Wednesday, December 12, 2007

Sarkozy steps into Iran "war" debate

Le Nouvel Observatuer snagged an exclusive interview with Nicolas Sarkozy during Moamer Kadhafi's rather controversial visit. Two interesting bits came out foreign policy-wise, the first on the situation with regard to Iran:

...The problem for us is not so much the risk that the Americans will launch themselves into a military intervention but that the Israelis consider their security truly threatened. The danger of a war exists. If Iran allows the IAEA to do its checks, I will be ready to come to Tehran and examine a civil nuclear cooperation. I have the confidence of the Israelis and the Americans on this question. The Americans are not, here, the warmongerers.
Sarkozy certainly hit the nail on the head; the US NIE, despite the fact that it has nothing to do with the Iranian ability to enrich uranium (the hardest part of the bomb-making process), has taken the life out of a concerted UN sanctions effort that actually means anything. Politically, it makes it look like the US has left Sarkozy hanging after he stepped out to voice his support for more sanctions. Militarily, this increases the danger that Israel will feel that once again it's on its own, and might launch a desperate unilateral attack. That being said, Sarkozy's ability to interject French business interests into a fragile geopolitical problem leave me rather speechless.
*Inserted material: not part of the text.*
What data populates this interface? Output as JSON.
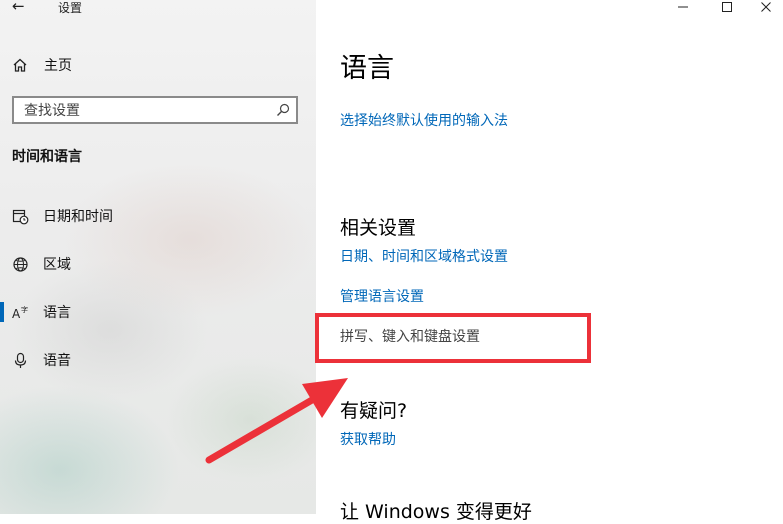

Second thing foreign policy related, Sarkozy clarified his policy vis-a-vis the US, distancing himself from Bush more directly than usual:
I wanted to reconcile France and the United States, not with the Bush administration. When I delivered my speech in Congress, I was applauded more by the Democrates than the Republicans. By renewing these relations, I obtained two things. Firstly that the American objections to European defense are lifted. The influence of France in Europe is much more great in this way now than when we opposed the United States. Secondly, I obtained advances on the environment and the Kyoto Protocol. If a man like Al Gore comes regularly to France to support me and if the question of the environment has become central in America today, that is also because I made things happen.
I can't tell if he is trying to convince the French that he has achieved something of if he is trying to convince himself.


Alex said...

And what do you think of Obadiah Shoher's arguments against the peace process ( )?

Boz said...

Never heard of the man, but his arguments are some of the nuttiest I've seen.